As we all know, the glittery sight of tinsel is a holiday staple that decorates many Christmas trees this time of year. But do you know the history of tinsel or what it's actually made of?
This new video by Chemical & Engineering News tells us about the origins as well as the composition of tinsel throughout history. And some of the facts might surprise you.
Historians believe that the Germans invented tinsel in the 1600s. At first, they made it of real silver pressed into narrow strips. Obviously, this was probably a historical decorative practice limited to wealthy families. On those trees, the silver sparkled, especially when added with flickering lights in the form of real candles.

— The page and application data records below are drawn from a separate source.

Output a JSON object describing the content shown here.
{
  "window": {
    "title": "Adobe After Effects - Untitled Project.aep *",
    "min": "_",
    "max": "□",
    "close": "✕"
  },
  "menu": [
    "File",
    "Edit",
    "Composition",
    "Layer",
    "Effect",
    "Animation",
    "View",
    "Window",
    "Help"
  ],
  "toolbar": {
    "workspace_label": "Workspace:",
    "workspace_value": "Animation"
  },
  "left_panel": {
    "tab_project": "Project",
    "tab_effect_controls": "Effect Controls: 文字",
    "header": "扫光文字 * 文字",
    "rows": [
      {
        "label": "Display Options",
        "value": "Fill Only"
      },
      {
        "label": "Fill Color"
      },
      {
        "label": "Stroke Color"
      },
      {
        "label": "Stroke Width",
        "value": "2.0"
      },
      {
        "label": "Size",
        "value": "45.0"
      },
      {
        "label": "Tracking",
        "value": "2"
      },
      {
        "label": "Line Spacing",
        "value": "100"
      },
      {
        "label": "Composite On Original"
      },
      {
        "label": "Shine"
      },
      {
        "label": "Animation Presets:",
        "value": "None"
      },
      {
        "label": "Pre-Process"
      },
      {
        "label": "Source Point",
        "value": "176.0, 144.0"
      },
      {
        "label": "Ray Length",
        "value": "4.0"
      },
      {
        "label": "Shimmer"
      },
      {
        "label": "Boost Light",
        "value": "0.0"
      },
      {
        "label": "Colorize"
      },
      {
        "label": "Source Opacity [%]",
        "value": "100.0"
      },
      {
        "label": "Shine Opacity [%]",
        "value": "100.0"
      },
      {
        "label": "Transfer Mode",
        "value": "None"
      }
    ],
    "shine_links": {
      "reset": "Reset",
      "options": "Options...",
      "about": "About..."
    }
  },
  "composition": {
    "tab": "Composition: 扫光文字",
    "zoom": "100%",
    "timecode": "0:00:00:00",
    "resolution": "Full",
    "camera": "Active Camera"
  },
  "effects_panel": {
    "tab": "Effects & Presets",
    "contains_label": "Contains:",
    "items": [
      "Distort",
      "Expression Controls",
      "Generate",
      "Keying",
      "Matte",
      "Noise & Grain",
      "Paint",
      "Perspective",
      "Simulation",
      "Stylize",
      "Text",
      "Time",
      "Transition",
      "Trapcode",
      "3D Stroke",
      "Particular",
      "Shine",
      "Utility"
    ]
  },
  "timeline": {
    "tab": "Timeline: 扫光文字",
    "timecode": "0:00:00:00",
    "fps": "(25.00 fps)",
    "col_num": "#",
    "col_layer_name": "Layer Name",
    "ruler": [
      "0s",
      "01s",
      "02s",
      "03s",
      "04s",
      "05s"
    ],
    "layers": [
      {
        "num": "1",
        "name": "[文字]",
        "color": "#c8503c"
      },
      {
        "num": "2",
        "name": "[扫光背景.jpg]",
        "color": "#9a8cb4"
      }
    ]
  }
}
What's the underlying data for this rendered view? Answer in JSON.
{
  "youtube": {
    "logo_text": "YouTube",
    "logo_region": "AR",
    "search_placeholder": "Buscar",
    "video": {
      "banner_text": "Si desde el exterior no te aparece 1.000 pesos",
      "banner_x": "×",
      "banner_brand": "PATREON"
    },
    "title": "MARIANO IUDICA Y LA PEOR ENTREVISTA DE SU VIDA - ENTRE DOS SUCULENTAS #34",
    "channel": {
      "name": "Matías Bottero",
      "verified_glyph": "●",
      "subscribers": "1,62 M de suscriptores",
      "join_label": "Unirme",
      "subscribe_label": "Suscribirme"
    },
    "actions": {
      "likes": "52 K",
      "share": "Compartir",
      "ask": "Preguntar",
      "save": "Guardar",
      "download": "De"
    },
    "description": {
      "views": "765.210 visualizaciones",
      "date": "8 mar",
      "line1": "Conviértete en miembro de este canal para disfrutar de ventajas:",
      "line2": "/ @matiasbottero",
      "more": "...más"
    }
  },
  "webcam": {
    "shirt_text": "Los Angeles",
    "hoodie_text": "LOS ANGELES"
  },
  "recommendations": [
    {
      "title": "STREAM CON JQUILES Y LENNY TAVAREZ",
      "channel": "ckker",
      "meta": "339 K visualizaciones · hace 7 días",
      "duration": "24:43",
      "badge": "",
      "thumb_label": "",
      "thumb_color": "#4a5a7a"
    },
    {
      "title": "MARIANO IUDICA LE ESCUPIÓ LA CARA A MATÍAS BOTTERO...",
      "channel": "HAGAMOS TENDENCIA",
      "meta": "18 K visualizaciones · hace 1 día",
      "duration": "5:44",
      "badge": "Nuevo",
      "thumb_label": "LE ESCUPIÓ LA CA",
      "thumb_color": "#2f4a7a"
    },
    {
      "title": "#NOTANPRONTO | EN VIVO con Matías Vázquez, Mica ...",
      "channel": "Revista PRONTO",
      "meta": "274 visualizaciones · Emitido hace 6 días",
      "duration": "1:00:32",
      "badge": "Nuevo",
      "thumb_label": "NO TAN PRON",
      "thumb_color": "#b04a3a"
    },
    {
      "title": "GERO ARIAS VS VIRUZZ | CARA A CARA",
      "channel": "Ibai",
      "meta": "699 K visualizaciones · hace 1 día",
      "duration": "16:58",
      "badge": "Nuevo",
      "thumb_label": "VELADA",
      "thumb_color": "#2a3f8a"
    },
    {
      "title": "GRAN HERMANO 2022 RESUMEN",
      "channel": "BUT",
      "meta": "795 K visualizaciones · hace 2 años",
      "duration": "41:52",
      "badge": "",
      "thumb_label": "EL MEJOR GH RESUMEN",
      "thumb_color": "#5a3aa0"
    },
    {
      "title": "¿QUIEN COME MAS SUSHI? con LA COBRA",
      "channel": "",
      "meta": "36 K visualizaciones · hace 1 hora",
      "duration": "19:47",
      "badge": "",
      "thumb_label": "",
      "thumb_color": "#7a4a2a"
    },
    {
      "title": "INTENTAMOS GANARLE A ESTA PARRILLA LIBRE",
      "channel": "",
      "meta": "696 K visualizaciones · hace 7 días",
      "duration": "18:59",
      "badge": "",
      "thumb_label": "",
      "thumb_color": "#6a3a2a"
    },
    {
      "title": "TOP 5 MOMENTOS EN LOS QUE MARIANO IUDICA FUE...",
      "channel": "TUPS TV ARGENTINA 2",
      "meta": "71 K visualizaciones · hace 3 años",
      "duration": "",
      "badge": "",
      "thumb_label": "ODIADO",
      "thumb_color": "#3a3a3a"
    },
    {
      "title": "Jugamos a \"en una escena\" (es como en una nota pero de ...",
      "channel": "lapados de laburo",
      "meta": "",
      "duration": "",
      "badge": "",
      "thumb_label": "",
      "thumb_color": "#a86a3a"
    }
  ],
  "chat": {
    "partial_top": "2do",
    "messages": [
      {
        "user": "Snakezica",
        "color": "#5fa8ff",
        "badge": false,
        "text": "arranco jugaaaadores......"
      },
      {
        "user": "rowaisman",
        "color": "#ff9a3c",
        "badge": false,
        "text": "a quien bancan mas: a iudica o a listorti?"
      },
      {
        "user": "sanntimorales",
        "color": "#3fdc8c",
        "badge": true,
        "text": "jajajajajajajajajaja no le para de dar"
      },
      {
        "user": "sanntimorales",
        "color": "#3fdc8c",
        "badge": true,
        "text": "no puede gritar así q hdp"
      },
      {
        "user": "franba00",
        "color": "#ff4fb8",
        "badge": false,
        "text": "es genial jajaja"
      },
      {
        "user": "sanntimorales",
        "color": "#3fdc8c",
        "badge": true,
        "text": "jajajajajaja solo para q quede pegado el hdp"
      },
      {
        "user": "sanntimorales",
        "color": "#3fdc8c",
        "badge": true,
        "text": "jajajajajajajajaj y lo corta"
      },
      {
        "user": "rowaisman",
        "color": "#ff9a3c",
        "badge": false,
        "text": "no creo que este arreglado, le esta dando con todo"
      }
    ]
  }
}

Yes, that's right. Historically, people used real candles on real flammable trees with real fire. But the sparkling was important, because traditionally, tinsel represented the sparkling of stars over the Nativity scene.
However, silver tarnishes easily, especially when exposed to the smoke coming from the candles, and blackened tinsel was ugly. So eventually, people made tinsel from other shiny metals. By the time the 20th century rolled around, people used metals such as tin and lead for adding their holiday sparkle.
Yes, that's right. People were throwing strands of lead on their trees. But by that time, less dangerous lights replaced lit candles, so maybe it was a fair trade-off.
Of course, in the 1960s, concerns grew about lead exposure, particularly in children. In 1971, The FDA asked manufacturers to voluntarily stop making tinsel out of the substance, although it was never outright banned, because the agency had no proof that lead tinsel constituted a health hazard.
Now, tinsel and Christmas trees, are much safer. Manufacturers make tinsel from plastic, usually polyvinyl chloride. Of course, this new tinsel doesn't hang as well as its silver, tin and lead counterparts, but in this day and age, it will have to do.
Although today's tinsel is relatively safe for humans, veterinarians still advise that it's dangerous for pets, especially if they ingest it, which they would probably try to do. So caution is recommended if you're using tinsel around animals.
[Photo Credit: Horia Varlan/Flickr]